Problem to solve: Gather every line in the records below that contains the word "icon".

───── Supplied data

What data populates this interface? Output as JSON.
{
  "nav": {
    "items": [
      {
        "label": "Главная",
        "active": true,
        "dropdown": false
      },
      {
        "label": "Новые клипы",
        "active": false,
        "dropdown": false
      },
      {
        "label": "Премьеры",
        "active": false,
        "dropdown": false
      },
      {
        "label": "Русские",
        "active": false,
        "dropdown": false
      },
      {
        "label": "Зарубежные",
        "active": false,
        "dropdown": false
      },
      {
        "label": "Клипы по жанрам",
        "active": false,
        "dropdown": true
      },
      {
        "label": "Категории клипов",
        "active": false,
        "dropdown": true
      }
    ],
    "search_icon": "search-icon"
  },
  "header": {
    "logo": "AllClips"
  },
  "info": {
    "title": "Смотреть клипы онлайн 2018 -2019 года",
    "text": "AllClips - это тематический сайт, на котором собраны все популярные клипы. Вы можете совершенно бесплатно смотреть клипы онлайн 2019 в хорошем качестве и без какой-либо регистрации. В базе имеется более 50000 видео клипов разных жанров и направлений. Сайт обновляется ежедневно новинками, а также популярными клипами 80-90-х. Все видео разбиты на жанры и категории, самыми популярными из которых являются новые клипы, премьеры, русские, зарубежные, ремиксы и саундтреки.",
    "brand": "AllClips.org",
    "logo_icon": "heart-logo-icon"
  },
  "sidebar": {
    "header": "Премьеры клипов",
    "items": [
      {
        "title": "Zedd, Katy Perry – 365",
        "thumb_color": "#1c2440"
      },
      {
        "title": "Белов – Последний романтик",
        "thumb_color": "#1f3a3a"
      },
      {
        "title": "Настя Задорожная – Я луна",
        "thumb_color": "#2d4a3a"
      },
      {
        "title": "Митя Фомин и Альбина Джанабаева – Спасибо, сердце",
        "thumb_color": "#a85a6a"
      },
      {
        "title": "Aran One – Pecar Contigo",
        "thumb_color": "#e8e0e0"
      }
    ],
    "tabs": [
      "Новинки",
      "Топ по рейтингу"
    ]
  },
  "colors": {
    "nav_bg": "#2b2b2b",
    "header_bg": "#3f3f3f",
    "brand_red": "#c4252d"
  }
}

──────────

Response:
    "search_icon": "search-icon"
    "logo_icon": "heart-logo-icon"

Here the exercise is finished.